Quitting smoking and reducing alcohol consumption can significantly improve your sleep apnea symptoms and enhance the effectiveness of your CPAP therapy. Even reducing these behaviors can help though complete cessation will be most effective at changing the effectiveness of your CPAP. The relaxant effect of alcohol is reduced and the inflammatory effects of smoking rapidly decrease as soon as these behaviors are modified. If you need support in making these lifestyle changes, consider reaching out to healthcare professionals or finding a support group that specializes in helping individuals overcome these detrimental habits.
Remember, while CPAP therapy is highly effective in treating sleep apnea, incorporating these strategies can further optimize your treatment outcomes. By working closely with your healthcare provider and making positive lifestyle changes, you can lower your CPAP AHI and enjoy a better quality of sleep.
Monitoring Your CPAP AHI

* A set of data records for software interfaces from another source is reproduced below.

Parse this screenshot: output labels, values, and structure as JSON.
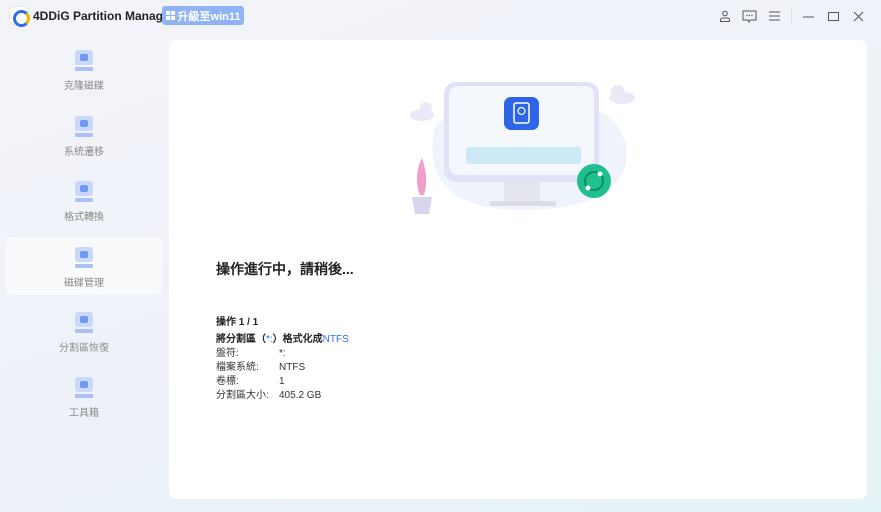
{
  "app": {
    "title": "4DDiG Partition Manager",
    "upgrade_label": "升級至win11"
  },
  "titlebar": {
    "icons": [
      "user-icon",
      "feedback-icon",
      "menu-icon",
      "minimize-icon",
      "maximize-icon",
      "close-icon"
    ]
  },
  "sidebar": {
    "items": [
      {
        "label": "克隆磁碟",
        "active": false
      },
      {
        "label": "系統遷移",
        "active": false
      },
      {
        "label": "格式轉換",
        "active": false
      },
      {
        "label": "磁碟管理",
        "active": true
      },
      {
        "label": "分割區恢復",
        "active": false
      },
      {
        "label": "工具箱",
        "active": false
      }
    ]
  },
  "main": {
    "heading": "操作進行中，請稍後...",
    "operation": "操作 1 / 1",
    "desc": {
      "prefix": "將分割區（",
      "drive": "*:",
      "mid": "）格式化成",
      "fs": "NTFS"
    },
    "details": [
      {
        "key": "盤符:",
        "value": "*:"
      },
      {
        "key": "檔案系統:",
        "value": "NTFS"
      },
      {
        "key": "卷標:",
        "value": "1"
      },
      {
        "key": "分割區大小:",
        "value": "405.2 GB"
      }
    ]
  },
  "colors": {
    "accent": "#2f6de8",
    "progress_icon": "#1fbf8f"
  }
}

Regularly monitoring your CPAP AHI is crucial to track your progress and ensure the effectiveness of your treatment. By keeping a record of your AHI levels over time, you can identify patterns and identify any potential issues that may require further attention.
Using CPAP Software for AHI Tracking

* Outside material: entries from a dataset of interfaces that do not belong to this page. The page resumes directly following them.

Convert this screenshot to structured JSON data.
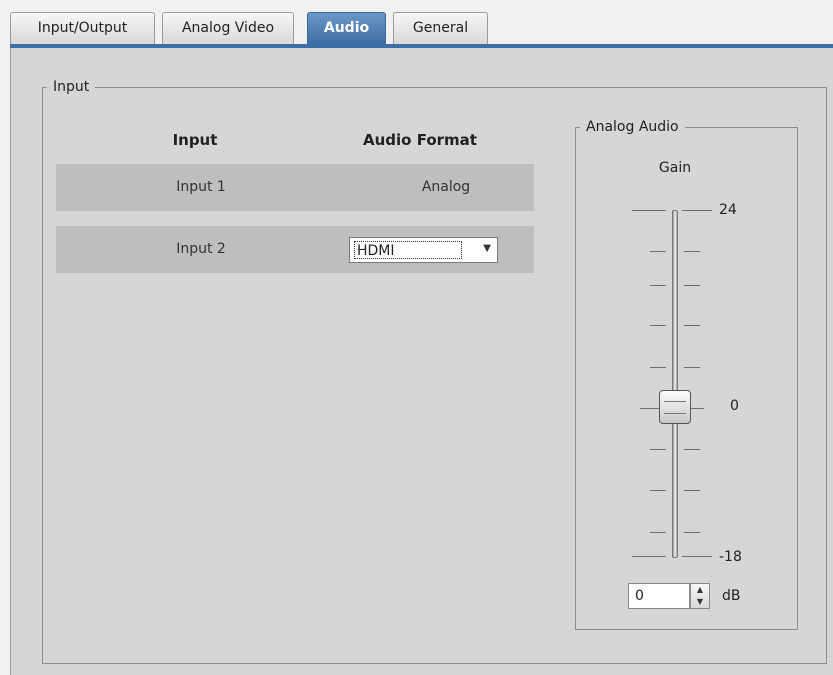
{
  "tabs": [
    {
      "label": "Input/Output"
    },
    {
      "label": "Analog Video"
    },
    {
      "label": "Audio",
      "active": true
    },
    {
      "label": "General"
    }
  ],
  "colors": {
    "accent": "#3e6ea6",
    "panel_bg": "#d6d6d6",
    "row_bg": "#bebebe"
  },
  "input_group": {
    "legend": "Input",
    "col_input": "Input",
    "col_format": "Audio Format",
    "rows": [
      {
        "input": "Input 1",
        "format": "Analog"
      },
      {
        "input": "Input 2",
        "format_select": "HDMI"
      }
    ]
  },
  "analog_audio": {
    "legend": "Analog Audio",
    "gain_label": "Gain",
    "scale_max": "24",
    "scale_mid": "0",
    "scale_min": "-18",
    "gain_value": "0",
    "unit": "dB",
    "icons": {
      "spin_up": "spin-up-icon",
      "spin_down": "spin-down-icon",
      "dropdown": "chevron-down-icon"
    }
  }
}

Many CPAP machines come with built-in software or apps that allow you to monitor your AHI and other treatment data. Take advantage of these features by regularly reviewing your sleep data and sharing it with your healthcare provider. This will enable them to make informed recommendations regarding your treatment and make necessary adjustments to optimize your results.
When to Consult a Sleep Specialist
If your CPAP AHI remains consistently high despite following recommended strategies, it’s important to consult a sleep specialist. They can conduct further evaluations, such as a sleep study, to identify any underlying issues or determine if a different treatment approach is needed.
The Impact of Lower CPAP AHI on Sleep Quality
Lowering your CPAP AHI can have a profound impact on your sleep quality and overall well-being. By reducing the number of apneas and hypopneas you experience during sleep, you can enjoy more restful and rejuvenating sleep.
Benefits of Lower CPAP AHI for Sleep
With a lower AHI, you are likely to experience improved daytime alertness, increased energy levels, and a reduction in snoring. Your bed partner may also notice the positive effects of decreased disruptions during sleep, leading to a more harmonious sleep environment.
Long-term Effects of Improved Sleep Quality
Consistently achieving a lower CPAP AHI and better sleep quality can have far-reaching effects on your overall health and quality of life. Improved sleep has been associated with a reduced risk of cardiovascular disease, diabetes, and other chronic conditions. It also enhances cognitive function, mood, and emotional well-being.
In conclusion, taking steps to lower your CPAP AHI is crucial for optimizing your sleep quality and overall health. Understanding the importance of CPAP AHI, addressing factors that can increase AHI levels, implementing strategies to reduce AHI, and monitoring your progress are essential components of an effective sleep apnea management plan. By working closely with your healthcare provider and making necessary lifestyle adjustments, you can significantly improve your sleep and enjoy the numerous benefits of restorative rest.